Prescribing Biosimilars:

Biosimilars can be prescribed in the same manner as reference products; however, they may not always be substitutable. The Biologics Price Competition and Innovation Act of 2009 (BPCI Act) states that an interchangeable product may be substituted for the reference product without the authorization from the provider who prescribed the reference product. However, for biosimilar products that are not classified as interchangeable, substitution at the pharmacy is not allowed without contacting the provider for approval.

Currently approved biosimilar agents include:

Drug Name Approval Date Product
Hadlima (adalimumab-bwwd) July 2019 Humira
Ruxience (rituximab-pvvr) July 2019 Rituxan
Zirabev (bevacizumab-bvzr) June 2019 Avastin
Kanjinti (trastuzumab-anns) June 2019 Herceptin
Eticovo (etanercept-ykro) April 2019 Enbrel
Trazimera (trastuzumab-qyyp) March 2019 Herceptin
Ontruzant (trastuzumab-dttb) January 2019 Herceptin
Herzuma (trastuzumab-pkrb) December 2018 Herceptin
Truxima (rituximab-abbs) November 2018 Rituxan
Udenyca (pegfilgrastim-cbqv) November 2018 Neulasta
Hyrimoz (adalimumab-adaz) October 2018 Humira
Nivestym (filgrastim-aafi) July 2018 Neupogen
Fulphila (pegfilgrastim-jmdb) June 2018 Neulasta
Retacrit (epoetin alfa-epbx) May 2018 Procrit, Epogen
Ixifi (infliximab-qbtx) December 2017 Remicade
Ogivri (trastuzumab-dkst) December 2017 Herceptin
Mvasi (bevacizumab-awwb) September 2017 Avastin
Cyltezo (adalimumab-adbm) August 2017 Humira
Renflexis (infliximab-abda) May 2019 Remicade
Amjevita (adalimumab-atto) September 2016 Humira
Erelzi (etanercept-szzs) August 2016 Enbrel
Inflectra (infliximab-dyyb) April 2016 Remicade
Zarxio (filgrastim-sndz) March 2015 Neupogen
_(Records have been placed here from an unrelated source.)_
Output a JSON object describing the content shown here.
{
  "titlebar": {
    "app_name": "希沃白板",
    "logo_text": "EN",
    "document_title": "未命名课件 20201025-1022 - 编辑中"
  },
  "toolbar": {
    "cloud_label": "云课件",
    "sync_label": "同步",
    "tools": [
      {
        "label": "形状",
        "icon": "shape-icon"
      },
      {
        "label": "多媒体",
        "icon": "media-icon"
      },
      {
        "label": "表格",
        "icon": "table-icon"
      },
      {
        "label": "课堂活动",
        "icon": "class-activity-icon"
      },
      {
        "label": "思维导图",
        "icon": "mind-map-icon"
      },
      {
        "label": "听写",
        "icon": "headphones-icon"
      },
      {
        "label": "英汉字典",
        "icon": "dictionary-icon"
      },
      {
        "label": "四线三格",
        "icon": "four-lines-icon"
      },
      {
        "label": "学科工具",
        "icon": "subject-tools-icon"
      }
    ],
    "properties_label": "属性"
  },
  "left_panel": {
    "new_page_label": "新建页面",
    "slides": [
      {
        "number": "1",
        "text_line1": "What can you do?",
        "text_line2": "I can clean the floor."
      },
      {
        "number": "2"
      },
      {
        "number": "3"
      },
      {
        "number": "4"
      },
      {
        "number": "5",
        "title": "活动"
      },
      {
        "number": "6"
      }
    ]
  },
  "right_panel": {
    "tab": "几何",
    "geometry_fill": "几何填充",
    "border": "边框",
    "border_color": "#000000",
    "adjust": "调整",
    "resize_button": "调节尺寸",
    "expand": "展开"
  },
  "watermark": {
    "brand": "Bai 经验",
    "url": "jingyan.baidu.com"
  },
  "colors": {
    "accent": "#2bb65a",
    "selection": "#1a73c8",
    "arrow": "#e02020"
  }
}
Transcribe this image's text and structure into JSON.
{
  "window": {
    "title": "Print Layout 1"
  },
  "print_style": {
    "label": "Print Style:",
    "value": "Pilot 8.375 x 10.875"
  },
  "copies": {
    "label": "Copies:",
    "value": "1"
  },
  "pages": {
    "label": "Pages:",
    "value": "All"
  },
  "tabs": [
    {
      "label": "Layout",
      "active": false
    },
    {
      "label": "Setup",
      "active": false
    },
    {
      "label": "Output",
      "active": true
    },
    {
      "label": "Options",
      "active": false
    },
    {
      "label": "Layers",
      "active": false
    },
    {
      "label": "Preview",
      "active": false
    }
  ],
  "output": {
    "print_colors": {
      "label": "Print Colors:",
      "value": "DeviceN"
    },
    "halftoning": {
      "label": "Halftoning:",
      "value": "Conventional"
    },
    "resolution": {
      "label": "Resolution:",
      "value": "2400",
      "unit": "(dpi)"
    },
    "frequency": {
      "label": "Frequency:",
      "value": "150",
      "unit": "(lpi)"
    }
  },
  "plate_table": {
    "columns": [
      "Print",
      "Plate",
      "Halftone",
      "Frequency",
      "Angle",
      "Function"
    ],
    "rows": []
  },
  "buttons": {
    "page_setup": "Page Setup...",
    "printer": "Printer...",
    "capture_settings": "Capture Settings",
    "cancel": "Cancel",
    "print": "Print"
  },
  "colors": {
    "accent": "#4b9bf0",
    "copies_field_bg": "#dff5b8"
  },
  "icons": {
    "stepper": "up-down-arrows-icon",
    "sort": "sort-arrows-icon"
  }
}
References
1. FDA Biological Product Definitions. Available at: https://www.fda.gov/media/108557/download. Accessed August 15, 2019.
2. Biosimilar Development, Review, and Approval. Available at: https://www.fda.gov/drugs/biosimilars/biosimilar-development-review-and-approval. Accessed August 15, 2019.